● Exercise objective:
All the data should come back exactly as it was given.

● Record extracts:
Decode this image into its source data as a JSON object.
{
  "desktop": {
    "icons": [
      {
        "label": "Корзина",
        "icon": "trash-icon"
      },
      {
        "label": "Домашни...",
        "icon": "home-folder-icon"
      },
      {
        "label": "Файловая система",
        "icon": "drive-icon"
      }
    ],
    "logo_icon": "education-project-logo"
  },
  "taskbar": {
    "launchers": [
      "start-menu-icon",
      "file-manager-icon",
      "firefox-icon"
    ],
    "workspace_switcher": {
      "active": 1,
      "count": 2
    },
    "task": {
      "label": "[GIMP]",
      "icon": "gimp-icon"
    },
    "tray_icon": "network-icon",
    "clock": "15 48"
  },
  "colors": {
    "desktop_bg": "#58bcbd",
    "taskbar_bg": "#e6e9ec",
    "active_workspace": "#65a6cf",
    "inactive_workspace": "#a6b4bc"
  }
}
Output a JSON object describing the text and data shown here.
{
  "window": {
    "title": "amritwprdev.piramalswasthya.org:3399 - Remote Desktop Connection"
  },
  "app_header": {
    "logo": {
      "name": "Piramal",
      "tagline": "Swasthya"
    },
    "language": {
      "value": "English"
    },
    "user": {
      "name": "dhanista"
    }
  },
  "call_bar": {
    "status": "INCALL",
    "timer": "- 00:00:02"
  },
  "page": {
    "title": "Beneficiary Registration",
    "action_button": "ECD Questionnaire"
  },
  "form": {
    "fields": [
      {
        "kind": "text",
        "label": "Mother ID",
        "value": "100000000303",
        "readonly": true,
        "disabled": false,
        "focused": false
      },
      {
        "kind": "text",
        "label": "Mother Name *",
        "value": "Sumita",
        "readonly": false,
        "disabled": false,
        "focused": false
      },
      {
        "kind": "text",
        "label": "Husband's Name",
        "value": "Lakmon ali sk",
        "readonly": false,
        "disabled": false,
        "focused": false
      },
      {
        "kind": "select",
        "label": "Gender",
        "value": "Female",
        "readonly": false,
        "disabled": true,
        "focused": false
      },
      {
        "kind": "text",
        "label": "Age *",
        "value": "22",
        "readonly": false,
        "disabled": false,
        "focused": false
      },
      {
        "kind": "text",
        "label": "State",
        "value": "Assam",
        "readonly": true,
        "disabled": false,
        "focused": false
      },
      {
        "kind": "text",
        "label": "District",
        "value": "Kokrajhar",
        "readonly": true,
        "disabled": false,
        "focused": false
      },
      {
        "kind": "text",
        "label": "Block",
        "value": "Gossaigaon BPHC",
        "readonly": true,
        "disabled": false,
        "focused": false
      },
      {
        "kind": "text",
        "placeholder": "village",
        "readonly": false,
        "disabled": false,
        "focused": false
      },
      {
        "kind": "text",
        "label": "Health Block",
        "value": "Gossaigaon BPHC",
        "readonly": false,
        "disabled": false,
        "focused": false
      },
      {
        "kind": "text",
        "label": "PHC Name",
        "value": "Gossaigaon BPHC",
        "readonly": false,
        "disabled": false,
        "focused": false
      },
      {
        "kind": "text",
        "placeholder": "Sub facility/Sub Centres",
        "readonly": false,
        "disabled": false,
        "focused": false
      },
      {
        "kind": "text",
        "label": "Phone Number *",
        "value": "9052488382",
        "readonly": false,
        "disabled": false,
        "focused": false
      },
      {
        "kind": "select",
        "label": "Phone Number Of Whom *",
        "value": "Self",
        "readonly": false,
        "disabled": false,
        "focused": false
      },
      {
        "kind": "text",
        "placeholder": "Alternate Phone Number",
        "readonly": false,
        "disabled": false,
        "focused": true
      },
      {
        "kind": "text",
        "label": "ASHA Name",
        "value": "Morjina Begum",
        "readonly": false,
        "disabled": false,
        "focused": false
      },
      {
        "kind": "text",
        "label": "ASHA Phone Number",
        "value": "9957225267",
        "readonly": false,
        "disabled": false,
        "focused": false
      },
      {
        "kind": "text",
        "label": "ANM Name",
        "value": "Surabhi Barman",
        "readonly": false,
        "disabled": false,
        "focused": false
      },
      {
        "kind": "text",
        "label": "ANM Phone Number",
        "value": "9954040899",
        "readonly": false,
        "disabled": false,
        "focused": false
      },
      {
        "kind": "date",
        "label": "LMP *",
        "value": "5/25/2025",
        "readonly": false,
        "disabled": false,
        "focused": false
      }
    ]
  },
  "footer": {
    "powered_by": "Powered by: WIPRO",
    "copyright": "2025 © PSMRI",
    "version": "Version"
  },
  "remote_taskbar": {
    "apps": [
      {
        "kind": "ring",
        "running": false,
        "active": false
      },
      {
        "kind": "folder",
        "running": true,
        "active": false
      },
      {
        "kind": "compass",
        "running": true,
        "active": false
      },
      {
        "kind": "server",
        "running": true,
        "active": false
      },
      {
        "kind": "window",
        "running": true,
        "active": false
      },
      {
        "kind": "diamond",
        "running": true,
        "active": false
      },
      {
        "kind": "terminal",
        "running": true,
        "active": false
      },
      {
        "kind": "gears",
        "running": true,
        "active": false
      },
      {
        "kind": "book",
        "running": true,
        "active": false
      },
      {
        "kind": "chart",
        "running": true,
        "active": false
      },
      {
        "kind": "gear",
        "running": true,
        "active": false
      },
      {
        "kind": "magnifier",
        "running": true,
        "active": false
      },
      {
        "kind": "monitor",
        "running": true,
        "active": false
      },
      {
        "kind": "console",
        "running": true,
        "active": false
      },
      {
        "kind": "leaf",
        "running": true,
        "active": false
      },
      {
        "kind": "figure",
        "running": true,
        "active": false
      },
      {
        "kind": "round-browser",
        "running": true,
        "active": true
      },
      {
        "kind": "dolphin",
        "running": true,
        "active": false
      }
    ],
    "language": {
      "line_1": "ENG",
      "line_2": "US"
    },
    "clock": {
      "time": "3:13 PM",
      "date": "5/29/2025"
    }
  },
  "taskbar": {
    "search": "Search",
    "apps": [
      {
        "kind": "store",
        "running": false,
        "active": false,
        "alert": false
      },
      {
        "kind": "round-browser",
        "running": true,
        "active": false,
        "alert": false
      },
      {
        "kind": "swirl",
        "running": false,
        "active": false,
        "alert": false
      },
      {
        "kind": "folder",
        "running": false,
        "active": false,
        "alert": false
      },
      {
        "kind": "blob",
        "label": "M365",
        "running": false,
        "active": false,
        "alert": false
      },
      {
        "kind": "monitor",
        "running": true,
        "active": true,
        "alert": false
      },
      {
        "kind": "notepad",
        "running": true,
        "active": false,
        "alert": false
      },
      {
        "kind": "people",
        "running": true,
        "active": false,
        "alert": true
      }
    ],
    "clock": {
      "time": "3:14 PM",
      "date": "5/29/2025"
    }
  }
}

● Finished task:
Decode this image into its source data as a JSON object.
{
  "desktop": {
    "icons": [
      {
        "label": "Корзина",
        "icon": "trash-icon"
      },
      {
        "label": "Домашни...",
        "icon": "home-folder-icon"
      },
      {
        "label": "Файловая система",
        "icon": "drive-icon"
      }
    ],
    "logo_icon": "education-project-logo"
  },
  "taskbar": {
    "launchers": [
      "start-menu-icon",
      "file-manager-icon",
      "firefox-icon"
    ],
    "workspace_switcher": {
      "active": 1,
      "count": 2
    },
    "task": {
      "label": "[GIMP]",
      "icon": "gimp-icon"
    },
    "tray_icon": "network-icon",
    "clock": "15 48"
  },
  "colors": {
    "desktop_bg": "#58bcbd",
    "taskbar_bg": "#e6e9ec",
    "active_workspace": "#65a6cf",
    "inactive_workspace": "#a6b4bc"
  }
}
Output a JSON object describing the text and data shown here.
{
  "window": {
    "title": "amritwprdev.piramalswasthya.org:3399 - Remote Desktop Connection"
  },
  "app_header": {
    "logo": {
      "name": "Piramal",
      "tagline": "Swasthya"
    },
    "language": {
      "value": "English"
    },
    "user": {
      "name": "dhanista"
    }
  },
  "call_bar": {
    "status": "INCALL",
    "timer": "- 00:00:02"
  },
  "page": {
    "title": "Beneficiary Registration",
    "action_button": "ECD Questionnaire"
  },
  "form": {
    "fields": [
      {
        "kind": "text",
        "label": "Mother ID",
        "value": "100000000303",
        "readonly": true,
        "disabled": false,
        "focused": false
      },
      {
        "kind": "text",
        "label": "Mother Name *",
        "value": "Sumita",
        "readonly": false,
        "disabled": false,
        "focused": false
      },
      {
        "kind": "text",
        "label": "Husband's Name",
        "value": "Lakmon ali sk",
        "readonly": false,
        "disabled": false,
        "focused": false
      },
      {
        "kind": "select",
        "label": "Gender",
        "value": "Female",
        "readonly": false,
        "disabled": true,
        "focused": false
      },
      {
        "kind": "text",
        "label": "Age *",
        "value": "22",
        "readonly": false,
        "disabled": false,
        "focused": false
      },
      {
        "kind": "text",
        "label": "State",
        "value": "Assam",
        "readonly": true,
        "disabled": false,
        "focused": false
      },
      {
        "kind": "text",
        "label": "District",
        "value": "Kokrajhar",
        "readonly": true,
        "disabled": false,
        "focused": false
      },
      {
        "kind": "text",
        "label": "Block",
        "value": "Gossaigaon BPHC",
        "readonly": true,
        "disabled": false,
        "focused": false
      },
      {
        "kind": "text",
        "placeholder": "village",
        "readonly": false,
        "disabled": false,
        "focused": false
      },
      {
        "kind": "text",
        "label": "Health Block",
        "value": "Gossaigaon BPHC",
        "readonly": false,
        "disabled": false,
        "focused": false
      },
      {
        "kind": "text",
        "label": "PHC Name",
        "value": "Gossaigaon BPHC",
        "readonly": false,
        "disabled": false,
        "focused": false
      },
      {
        "kind": "text",
        "placeholder": "Sub facility/Sub Centres",
        "readonly": false,
        "disabled": false,
        "focused": false
      },
      {
        "kind": "text",
        "label": "Phone Number *",
        "value": "9052488382",
        "readonly": false,
        "disabled": false,
        "focused": false
      },
      {
        "kind": "select",
        "label": "Phone Number Of Whom *",
        "value": "Self",
        "readonly": false,
        "disabled": false,
        "focused": false
      },
      {
        "kind": "text",
        "placeholder": "Alternate Phone Number",
        "readonly": false,
        "disabled": false,
        "focused": true
      },
      {
        "kind": "text",
        "label": "ASHA Name",
        "value": "Morjina Begum",
        "readonly": false,
        "disabled": false,
        "focused": false
      },
      {
        "kind": "text",
        "label": "ASHA Phone Number",
        "value": "9957225267",
        "readonly": false,
        "disabled": false,
        "focused": false
      },
      {
        "kind": "text",
        "label": "ANM Name",
        "value": "Surabhi Barman",
        "readonly": false,
        "disabled": false,
        "focused": false
      },
      {
        "kind": "text",
        "label": "ANM Phone Number",
        "value": "9954040899",
        "readonly": false,
        "disabled": false,
        "focused": false
      },
      {
        "kind": "date",
        "label": "LMP *",
        "value": "5/25/2025",
        "readonly": false,
        "disabled": false,
        "focused": false
      }
    ]
  },
  "footer": {
    "powered_by": "Powered by: WIPRO",
    "copyright": "2025 © PSMRI",
    "version": "Version"
  },
  "remote_taskbar": {
    "apps": [
      {
        "kind": "ring",
        "running": false,
        "active": false
      },
      {
        "kind": "folder",
        "running": true,
        "active": false
      },
      {
        "kind": "compass",
        "running": true,
        "active": false
      },
      {
        "kind": "server",
        "running": true,
        "active": false
      },
      {
        "kind": "window",
        "running": true,
        "active": false
      },
      {
        "kind": "diamond",
        "running": true,
        "active": false
      },
      {
        "kind": "terminal",
        "running": true,
        "active": false
      },
      {
        "kind": "gears",
        "running": true,
        "active": false
      },
      {
        "kind": "book",
        "running": true,
        "active": false
      },
      {
        "kind": "chart",
        "running": true,
        "active": false
      },
      {
        "kind": "gear",
        "running": true,
        "active": false
      },
      {
        "kind": "magnifier",
        "running": true,
        "active": false
      },
      {
        "kind": "monitor",
        "running": true,
        "active": false
      },
      {
        "kind": "console",
        "running": true,
        "active": false
      },
      {
        "kind": "leaf",
        "running": true,
        "active": false
      },
      {
        "kind": "figure",
        "running": true,
        "active": false
      },
      {
        "kind": "round-browser",
        "running": true,
        "active": true
      },
      {
        "kind": "dolphin",
        "running": true,
        "active": false
      }
    ],
    "language": {
      "line_1": "ENG",
      "line_2": "US"
    },
    "clock": {
      "time": "3:13 PM",
      "date": "5/29/2025"
    }
  },
  "taskbar": {
    "search": "Search",
    "apps": [
      {
        "kind": "store",
        "running": false,
        "active": false,
        "alert": false
      },
      {
        "kind": "round-browser",
        "running": true,
        "active": false,
        "alert": false
      },
      {
        "kind": "swirl",
        "running": false,
        "active": false,
        "alert": false
      },
      {
        "kind": "folder",
        "running": false,
        "active": false,
        "alert": false
      },
      {
        "kind": "blob",
        "label": "M365",
        "running": false,
        "active": false,
        "alert": false
      },
      {
        "kind": "monitor",
        "running": true,
        "active": true,
        "alert": false
      },
      {
        "kind": "notepad",
        "running": true,
        "active": false,
        "alert": false
      },
      {
        "kind": "people",
        "running": true,
        "active": false,
        "alert": true
      }
    ],
    "clock": {
      "time": "3:14 PM",
      "date": "5/29/2025"
    }
  }
}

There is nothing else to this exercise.